LEA genes were first identified as being highly abundant during seed desiccation (hence their name), but later were also shown to accumulate in other tissues in response to drought stress, and to confer desiccation tolerance in “resurrection plants”. These small proteins are characterized by having intrinsically disordered domains, shown to contribute to their properties of protecting macromolecular structures. LEA proteins are encoded by eight multi-gene families, raising questions about evolutionary origins and functional redundancies. Artur et al. explored LEA genes across 60 complete plant genomes, including desiccation tolerant angiosperms, nonvascular plants and green algae. Their findings suggest that two gene families predate terrestrial plants, but there has been extensive amplification in the terrestrial lineages, leading to diverse functions and expression patterns.
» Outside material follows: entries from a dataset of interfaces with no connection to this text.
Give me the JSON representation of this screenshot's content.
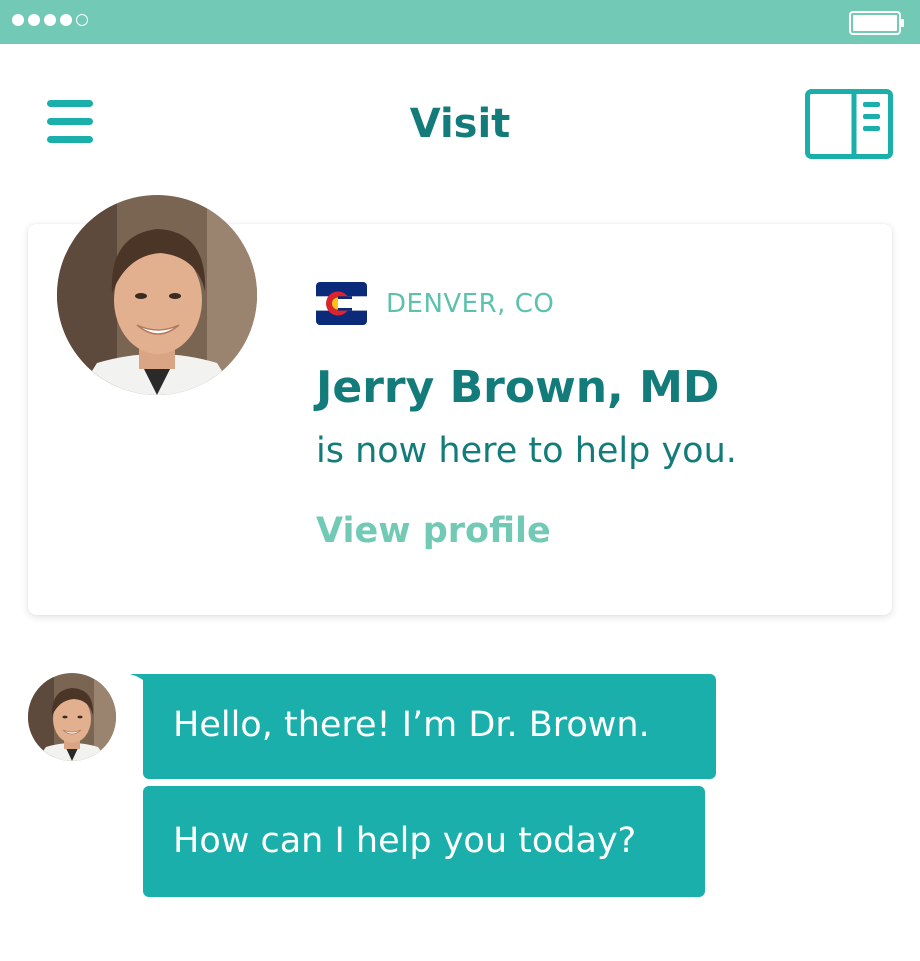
{
  "status_bar": {
    "signal_dots_filled": 4,
    "signal_dots_total": 5,
    "battery_icon": "battery-icon",
    "color": "#72c9b6"
  },
  "header": {
    "title": "Visit",
    "menu_icon": "hamburger-menu-icon",
    "book_icon": "book-panel-icon"
  },
  "doctor_card": {
    "location": "DENVER, CO",
    "flag_icon": "colorado-flag-icon",
    "name": "Jerry Brown, MD",
    "help_text": "is now here to help you.",
    "view_profile": "View profile"
  },
  "chat": {
    "messages": [
      {
        "text": "Hello, there! I’m Dr. Brown."
      },
      {
        "text": "How can I help you today?"
      }
    ]
  },
  "colors": {
    "accent": "#1aafaa",
    "dark_teal": "#137c7a",
    "light_teal": "#72c9b6",
    "location_text": "#5ec1ad"
  }
}
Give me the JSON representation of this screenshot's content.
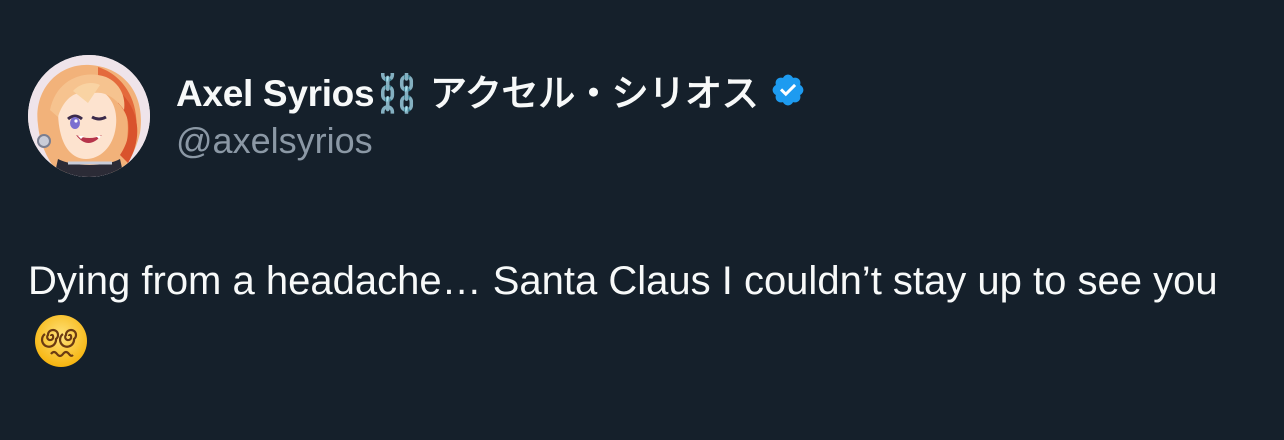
{
  "tweet": {
    "author": {
      "display_name": "Axel Syrios⛓️ アクセル・シリオス",
      "handle": "@axelsyrios",
      "verified": true,
      "avatar_icon": "anime-character-avatar",
      "verified_icon": "verified-badge-icon",
      "verified_color": "#1d9bf0"
    },
    "text": "Dying from a headache… Santa Claus I couldn’t stay up to see you",
    "emoji": "face-with-spiral-eyes-emoji"
  },
  "colors": {
    "background": "#15202b",
    "text_primary": "#f7f9f9",
    "text_secondary": "#8b98a5"
  }
}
Synteny analysis of LEA genes indicates that genes that are retained in chromosomal position across plant lineages are likely to have conserved function, and that synteny diversification is often correlated with functional diversification. (Summary by Mary Williams) Genome Biology and Evolution 10.1093/gbe/evy248.
You might also like
Innovation, conservation, and repurposing of gene function in plant root cell type development (bioRxiv)